“Station” begins with a simple sentence announcing “we” are on a railway station platform and are about to say goodbye to each other. The train is waiting, ready to depart, and the speaker is already imagining how he might feel when his son is gone. He is aware, in a regretful sense, of all the things he and his son have never said to each other. The implication is that there may be no more time or no other opportunity to say such things.
The boy puts “his black dufflebag” on his shoulder and shifts his weight “from foot to foot,” perhaps indicating his discomfort with the prospect of saying goodbye to his father. The son is impatient to be on his way, and he looks not at his father but at the windows of the train. His father imagines him sitting in the train and staring out of the window at the play of light (“platinum dazzle”) on the water of the Hudson River.

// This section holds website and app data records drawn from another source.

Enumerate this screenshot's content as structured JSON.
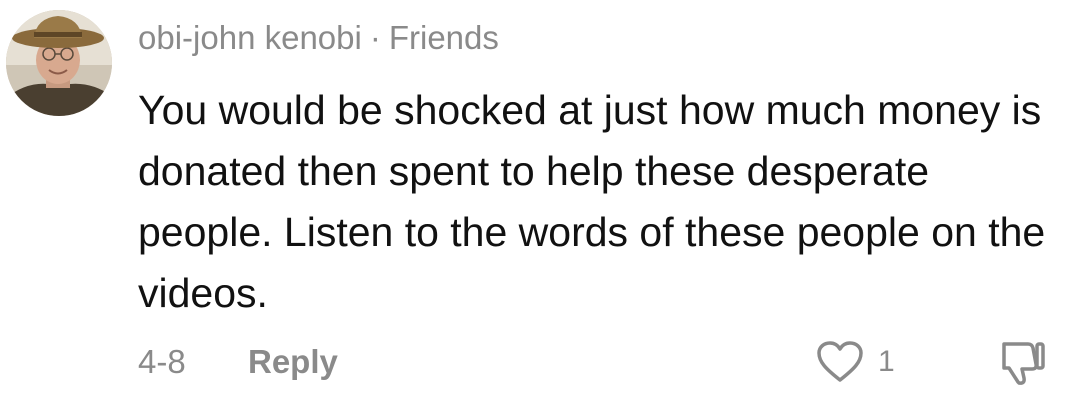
{
  "comment": {
    "username": "obi-john kenobi",
    "separator": "·",
    "relationship": "Friends",
    "text": "You would be shocked at just how much money is donated then spent to help these desperate people. Listen to the words of these people on the videos.",
    "date": "4-8",
    "reply_label": "Reply",
    "like_count": "1",
    "icons": {
      "avatar": "avatar-photo",
      "like": "heart-outline-icon",
      "dislike": "thumbs-down-outline-icon"
    },
    "colors": {
      "meta_text": "#8a8a8a",
      "body_text": "#111111",
      "background": "#ffffff"
    }
  }
}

The father wants to give his son some encouraging, uplifting words before he leaves, but he is also conscious of his own mixed feelings. Although his son is about to enter the big, wide world, it seems to the father that the boy is about to go into a “long tunnel.” The boy is leaving one parent for another, and father and son both know their relationship, as well as the boy’s life, will never be the same again. The air between them seems thick with thoughts that ought to be expressed but then suddenly thin again, as if the moment has passed. The father’s attention goes to the birds that “croon to themselves” in the angles between the iron girders at the top of the building (“iron angles”) and then fly off gracefully over the river.
In the third stanza, the moment of farewell comes. Father and son embrace, their cheeks resting against each other. The father is conscious of the difference in their skin, his unshaven and bristly, his son’s smooth but also showing the first signs of growing hair (“faint fuzz”),...
(The entire section is 536 words.)